## Provided records
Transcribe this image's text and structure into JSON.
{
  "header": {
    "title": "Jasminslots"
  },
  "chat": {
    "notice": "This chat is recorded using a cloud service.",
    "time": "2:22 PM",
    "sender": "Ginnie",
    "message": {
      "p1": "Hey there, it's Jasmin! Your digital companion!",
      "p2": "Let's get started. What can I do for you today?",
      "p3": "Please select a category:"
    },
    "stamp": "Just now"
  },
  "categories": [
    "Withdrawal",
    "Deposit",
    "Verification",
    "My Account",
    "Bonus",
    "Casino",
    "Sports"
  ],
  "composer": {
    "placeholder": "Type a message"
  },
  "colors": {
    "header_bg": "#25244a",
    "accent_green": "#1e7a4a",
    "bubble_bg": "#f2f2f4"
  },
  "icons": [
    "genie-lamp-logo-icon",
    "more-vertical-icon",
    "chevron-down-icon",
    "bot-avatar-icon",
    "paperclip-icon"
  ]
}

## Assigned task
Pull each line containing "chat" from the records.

## Your solution
  "chat": {
    "notice": "This chat is recorded using a cloud service.",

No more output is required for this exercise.